The tablets, which were developed through a partnership between the TB Alliance, the World Health Organization (WHO) and the United States government, are meant to improve drug regime adherence among children in the developing world. The drug is not new, but will be an improved combination of existing TB treatments such as rifampicin, isoniazid and pyrazinamide, specifically designed for children.

“Since the adult tablets were fixed drug combinations it meant redesigning the tablet according to the ratios [for children].”

James Seddon, Imperial College

At a conference in Cape Town, South Africa, in December, TB Alliance representatives told the audience that doctors and parents in many developing countries rely on crushing or splitting tablets with adult dosages when treating children with TB. This means drug dosage is difficult to control and many caregivers struggle to regularly administer the bitter-tasting, sharp-edged tablet fragments for the usual six-month course.

“Since the adult tablets were fixed drug combinations it meant redesigning the tablet according to the ratios [for children],” says James Seddon, a paediatric TB researcher at Imperial College, London in the United Kingdom.

Juliana Odindo, a Kenyan campaigner with Y+, a global network of young people with HIV, says the dissolvable drug is a huge improvement on her own treatments, which involved biting off small pieces of an adult tablet and swallowing them. “It is great news that child-friendly TB medication is finally being made available so that children do not have to gamble with their dosages like I did,” she says.
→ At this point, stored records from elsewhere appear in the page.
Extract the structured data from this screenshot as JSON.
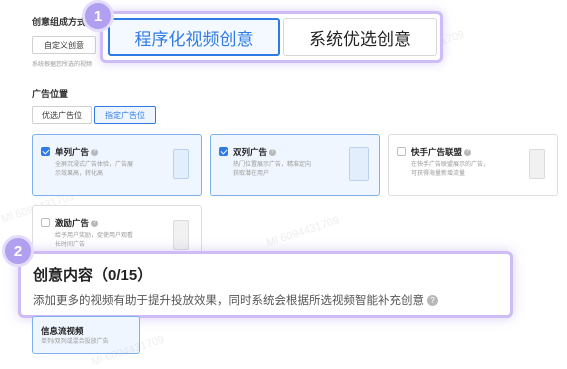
{
  "top": {
    "section_label": "创意组成方式",
    "custom_button": "自定义创意",
    "hint_text": "系统根据您所选的视频"
  },
  "callout1": {
    "badge": "1",
    "tabs": [
      {
        "label": "程序化视频创意",
        "selected": true
      },
      {
        "label": "系统优选创意",
        "selected": false
      }
    ]
  },
  "placement": {
    "label": "广告位置",
    "options": [
      {
        "label": "优选广告位",
        "selected": false
      },
      {
        "label": "指定广告位",
        "selected": true
      }
    ],
    "cards": [
      {
        "title": "单列广告",
        "desc1": "全屏沉浸式广告体验，广告展",
        "desc2": "示效果高，转化高",
        "checked": true
      },
      {
        "title": "双列广告",
        "desc1": "热门位置展示广告，精准定向",
        "desc2": "获取潜在用户",
        "checked": true
      },
      {
        "title": "快手广告联盟",
        "desc1": "在快手广告联盟展示的广告，",
        "desc2": "可获得海量新增流量",
        "checked": false
      },
      {
        "title": "激励广告",
        "desc1": "给予用户奖励，促使用户观看",
        "desc2": "长时间广告",
        "checked": false
      }
    ]
  },
  "callout2": {
    "badge": "2",
    "title": "创意内容（0/15）",
    "desc": "添加更多的视频有助于提升投放效果，同时系统会根据所选视频智能补充创意"
  },
  "format_card": {
    "title": "信息流视频",
    "desc": "单列/双列或混合投放广告"
  },
  "colors": {
    "accent": "#2f7be6",
    "callout_border": "#cdbcf5",
    "badge": "#b19ff0"
  }
}
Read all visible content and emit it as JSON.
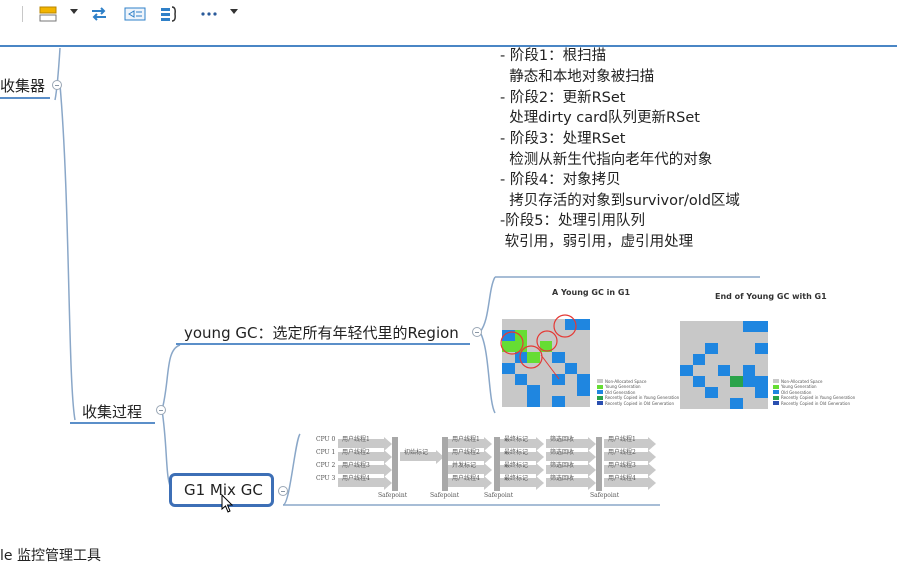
{
  "toolbar": {
    "icons": [
      "format-icon",
      "connector-icon",
      "relation-icon",
      "summary-icon",
      "more-icon"
    ]
  },
  "mindmap": {
    "root_partial": "收集器",
    "node_process": "收集过程",
    "node_young": "young GC：选定所有年轻代里的Region",
    "node_mix": "G1 Mix GC",
    "bottom_partial": "le 监控管理工具",
    "notes": [
      "- 阶段1：根扫描",
      "  静态和本地对象被扫描",
      "- 阶段2：更新RSet",
      "  处理dirty card队列更新RSet",
      "- 阶段3：处理RSet",
      "  检测从新生代指向老年代的对象",
      "- 阶段4：对象拷贝",
      "  拷贝存活的对象到survivor/old区域",
      "-阶段5：处理引用队列",
      " 软引用，弱引用，虚引用处理"
    ]
  },
  "young_gc_figure": {
    "left_title": "A Young GC in G1",
    "right_title": "End of Young GC with G1",
    "legend": [
      "Non-Allocated Space",
      "Young Generation",
      "Old Generation",
      "Recently Copied in Young Generation",
      "Recently Copied in Old Generation"
    ],
    "colors": {
      "empty": "#c8c8c8",
      "young": "#66dd33",
      "old": "#1f86e0",
      "copied_young": "#2aa34a",
      "copied_old": "#2a4fb0"
    }
  },
  "mixed_gc_figure": {
    "cpus": [
      "CPU 0",
      "CPU 1",
      "CPU 2",
      "CPU 3"
    ],
    "user_thread_labels": [
      "用户线程1",
      "用户线程2",
      "用户线程3",
      "用户线程4"
    ],
    "phase_initial": "初始标记",
    "col2_labels": [
      "用户线程1",
      "用户线程2",
      "并发标记",
      "用户线程4"
    ],
    "col3_label": "最终标记",
    "col4_label": "筛选回收",
    "safepoint": "Safepoint"
  }
}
The WHO estimates that around one million children fell ill with TB in 2014, and 140,000 died from the disease. However, only around a third of those who catch the disease are officially diagnosed and put on treatment, the organisation warns.

According to Brenda Waning, head of global drugs at the Stop TB Partnership, drugs for children with TB make up a low-volume, low-profit market and are therefore not of interest for pharmaceutical companies. However, the partnership behind the child-friendly drug has pooled funding with UNITAID, an intergovernmental health initiative overseen by the WHO, to get the product to market.

Manufactured by Indian pharmaceutical company Macleods, the drug is likely to be available early in 2016, the TB Alliance has said. Kenya, which has one of the highest burdens of TB, could be one of the first markets where the drug will be sold, according to Evaline Kibuchi, the TB manager at Kenya Aids NGOs Consortium.

“Our grassroots activists and civil society organisations have been advocating for child-friendly TB drugs over the last year,” she told SciDev.Net, adding that the only challenge remaining is approval by Kenya’s government.